- July 19, 2012
- Amy Brown
New research predicts that by 2017 Australians will be spending $31.8 billion dollars per year on home-brand (also known as “private label” products or “supermarket brands”) products, which will account for more than 30% of supermarket sales.
International business information research firm, IBISWorld, today released the results of its survey into private-label spending by Australians.
According to IBISWorld General Manager (Australia), Ms Karen Dobie, private-label products have been one of the Australian supermarket industry’s fastest growing segments over the past decade.
“In 2007–08, private labels accounted for just 13.5% of total supermarket sales – meaning the segment has grown by more than 85% over the past five years”, Ms Dobie said.
Australians are expected to spend $85.9 billion on groceries in 2012–13. IBISWorld has predicted that $21.6 billion of this will be spent on private-label products, up from $19.7 billion in 2011–12 and $9.96 billion five years ago. Looking forward, Ms Dobie said this figure is expected hit $31.8 billion by 2017–18, representing growth of nearly 50% when compared to five years ago.
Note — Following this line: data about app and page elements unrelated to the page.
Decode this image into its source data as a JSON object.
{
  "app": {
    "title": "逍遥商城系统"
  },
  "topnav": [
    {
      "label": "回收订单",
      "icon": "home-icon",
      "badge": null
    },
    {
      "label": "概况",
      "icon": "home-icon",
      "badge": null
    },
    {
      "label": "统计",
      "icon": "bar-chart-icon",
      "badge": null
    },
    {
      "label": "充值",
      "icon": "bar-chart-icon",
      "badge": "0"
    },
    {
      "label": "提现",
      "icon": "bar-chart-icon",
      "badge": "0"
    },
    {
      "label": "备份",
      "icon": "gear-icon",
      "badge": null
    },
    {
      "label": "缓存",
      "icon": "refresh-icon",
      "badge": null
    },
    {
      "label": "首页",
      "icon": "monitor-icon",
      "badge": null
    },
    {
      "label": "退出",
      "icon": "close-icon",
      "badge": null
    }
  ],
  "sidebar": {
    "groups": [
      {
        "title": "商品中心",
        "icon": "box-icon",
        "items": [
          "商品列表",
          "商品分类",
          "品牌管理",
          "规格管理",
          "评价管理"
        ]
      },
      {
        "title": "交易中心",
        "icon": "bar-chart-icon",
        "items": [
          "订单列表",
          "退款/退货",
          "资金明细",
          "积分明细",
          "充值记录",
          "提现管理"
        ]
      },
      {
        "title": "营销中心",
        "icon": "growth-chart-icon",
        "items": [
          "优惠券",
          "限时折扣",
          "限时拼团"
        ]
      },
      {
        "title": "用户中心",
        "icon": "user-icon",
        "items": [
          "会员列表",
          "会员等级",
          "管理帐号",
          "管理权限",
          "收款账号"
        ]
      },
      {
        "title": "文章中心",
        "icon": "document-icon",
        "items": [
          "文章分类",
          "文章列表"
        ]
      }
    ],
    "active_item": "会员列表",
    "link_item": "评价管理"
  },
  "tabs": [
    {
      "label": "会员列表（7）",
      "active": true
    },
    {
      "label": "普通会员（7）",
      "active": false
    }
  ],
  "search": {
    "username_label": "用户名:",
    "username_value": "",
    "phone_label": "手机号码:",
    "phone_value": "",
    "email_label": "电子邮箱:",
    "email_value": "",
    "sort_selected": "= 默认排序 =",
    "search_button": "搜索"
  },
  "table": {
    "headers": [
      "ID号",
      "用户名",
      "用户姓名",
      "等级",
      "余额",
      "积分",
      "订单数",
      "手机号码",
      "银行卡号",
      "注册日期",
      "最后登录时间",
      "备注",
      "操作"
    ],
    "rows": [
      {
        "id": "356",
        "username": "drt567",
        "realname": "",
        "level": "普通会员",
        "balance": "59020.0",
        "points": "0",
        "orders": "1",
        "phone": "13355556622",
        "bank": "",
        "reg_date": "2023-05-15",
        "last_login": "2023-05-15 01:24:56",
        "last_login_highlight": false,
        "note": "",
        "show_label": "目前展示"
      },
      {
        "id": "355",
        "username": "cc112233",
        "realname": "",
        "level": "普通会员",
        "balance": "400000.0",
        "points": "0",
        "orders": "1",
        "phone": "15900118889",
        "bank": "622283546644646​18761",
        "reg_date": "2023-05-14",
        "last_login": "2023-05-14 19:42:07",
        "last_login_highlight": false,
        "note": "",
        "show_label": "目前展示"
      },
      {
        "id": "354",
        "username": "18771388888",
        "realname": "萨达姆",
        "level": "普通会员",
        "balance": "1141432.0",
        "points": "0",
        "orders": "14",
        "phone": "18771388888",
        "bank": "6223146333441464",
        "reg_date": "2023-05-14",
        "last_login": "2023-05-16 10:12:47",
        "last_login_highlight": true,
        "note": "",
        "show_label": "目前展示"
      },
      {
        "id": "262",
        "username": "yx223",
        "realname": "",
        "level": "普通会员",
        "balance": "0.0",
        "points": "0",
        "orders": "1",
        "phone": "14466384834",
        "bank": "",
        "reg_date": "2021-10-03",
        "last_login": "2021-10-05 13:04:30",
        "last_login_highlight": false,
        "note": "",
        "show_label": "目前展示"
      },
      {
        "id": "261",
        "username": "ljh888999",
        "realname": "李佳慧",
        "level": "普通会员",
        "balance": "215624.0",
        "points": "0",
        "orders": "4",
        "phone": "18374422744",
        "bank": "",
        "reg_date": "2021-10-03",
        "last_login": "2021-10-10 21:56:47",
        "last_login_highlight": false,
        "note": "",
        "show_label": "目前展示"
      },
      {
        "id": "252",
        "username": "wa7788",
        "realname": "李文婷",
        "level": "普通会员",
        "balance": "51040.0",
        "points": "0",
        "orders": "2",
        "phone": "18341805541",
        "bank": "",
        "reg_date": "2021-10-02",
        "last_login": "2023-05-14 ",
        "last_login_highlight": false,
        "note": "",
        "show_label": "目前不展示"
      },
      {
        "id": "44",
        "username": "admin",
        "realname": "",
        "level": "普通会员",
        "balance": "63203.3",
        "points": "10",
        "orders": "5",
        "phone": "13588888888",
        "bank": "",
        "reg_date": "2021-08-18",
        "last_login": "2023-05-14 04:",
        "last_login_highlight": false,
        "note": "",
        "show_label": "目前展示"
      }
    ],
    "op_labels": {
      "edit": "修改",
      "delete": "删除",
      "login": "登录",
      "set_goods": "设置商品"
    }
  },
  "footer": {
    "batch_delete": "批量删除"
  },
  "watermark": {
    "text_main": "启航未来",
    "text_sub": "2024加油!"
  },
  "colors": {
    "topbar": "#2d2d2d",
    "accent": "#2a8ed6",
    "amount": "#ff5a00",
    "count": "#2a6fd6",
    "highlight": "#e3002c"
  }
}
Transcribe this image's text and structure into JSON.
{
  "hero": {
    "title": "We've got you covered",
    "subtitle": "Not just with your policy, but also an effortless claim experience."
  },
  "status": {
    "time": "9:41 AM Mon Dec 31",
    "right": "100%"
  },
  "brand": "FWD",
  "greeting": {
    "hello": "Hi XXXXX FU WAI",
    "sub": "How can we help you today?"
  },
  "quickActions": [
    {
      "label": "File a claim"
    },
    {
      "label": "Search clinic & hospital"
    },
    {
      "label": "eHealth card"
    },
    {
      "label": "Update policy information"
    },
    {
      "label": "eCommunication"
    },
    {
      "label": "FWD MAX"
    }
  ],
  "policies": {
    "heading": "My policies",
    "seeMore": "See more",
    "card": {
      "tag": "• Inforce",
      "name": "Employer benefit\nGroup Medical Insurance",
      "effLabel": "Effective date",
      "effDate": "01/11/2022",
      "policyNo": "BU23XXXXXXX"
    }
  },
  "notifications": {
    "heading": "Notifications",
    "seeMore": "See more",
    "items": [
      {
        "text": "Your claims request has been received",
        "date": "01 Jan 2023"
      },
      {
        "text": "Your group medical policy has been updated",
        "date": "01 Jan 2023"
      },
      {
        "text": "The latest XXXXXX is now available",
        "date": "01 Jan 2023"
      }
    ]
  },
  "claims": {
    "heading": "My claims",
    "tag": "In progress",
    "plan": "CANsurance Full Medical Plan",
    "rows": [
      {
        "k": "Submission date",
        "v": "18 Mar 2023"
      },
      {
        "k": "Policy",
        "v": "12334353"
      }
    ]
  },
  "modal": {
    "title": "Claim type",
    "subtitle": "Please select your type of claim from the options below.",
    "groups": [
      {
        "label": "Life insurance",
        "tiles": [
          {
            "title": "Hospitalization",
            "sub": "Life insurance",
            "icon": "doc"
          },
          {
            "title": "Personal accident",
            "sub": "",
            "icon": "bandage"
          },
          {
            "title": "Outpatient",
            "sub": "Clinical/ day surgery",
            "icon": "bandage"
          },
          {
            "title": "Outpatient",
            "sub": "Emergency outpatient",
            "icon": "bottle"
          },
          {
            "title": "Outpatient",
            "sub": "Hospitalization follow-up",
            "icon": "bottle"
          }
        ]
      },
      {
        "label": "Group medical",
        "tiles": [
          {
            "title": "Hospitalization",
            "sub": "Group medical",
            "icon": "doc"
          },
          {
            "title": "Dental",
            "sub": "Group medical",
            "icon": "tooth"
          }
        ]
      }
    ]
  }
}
The strongest private-label products
According to IBISWorld, dry grocery items and chilled packaged food categories have been the strongest private-label product performers, although private label alcohol has also been a strong winner for Woolworths and Coles.
Eggs, which in 2002–03 had the largest market private-label market share (of 61%), have dropped to number five in 2012–13 on a chart of private label product ratings, released by the Department of Agriculture, Fisheries and Forestry (DAFF).
“The decline is mainly due to a switch towards free-range, a segment not adequately represented by private-label players,” Ms Dobie commented.
Staple products, with a high degree of homogeneity, such as bread, butter, sugar and milk, have shown the strongest private-label growth.
In contrast, products such as chocolate, confectionery, soft drinks, cosmetics and sanitary products were weaker segments. IBISWorld cited consumers’ ongoing preference for a trusted, quality brand when purchasing these items.
Who is buying the supermarket private labels?
IBISWorld noted that private labels are most popular with Australia’s low-income families (those earning less than $44,000 per annum), accounting for over 40% of their total grocery bill.
Consumers in middle and higher income groups represent the strongest growth opportunities for retailers looking to push private-label products. Ms Dobie said, “Major supermarkets are introducing premium, organic and fair trade products – such as Woolworths’ ‘Select’ range – to attract private-label buyers from all walks of life.”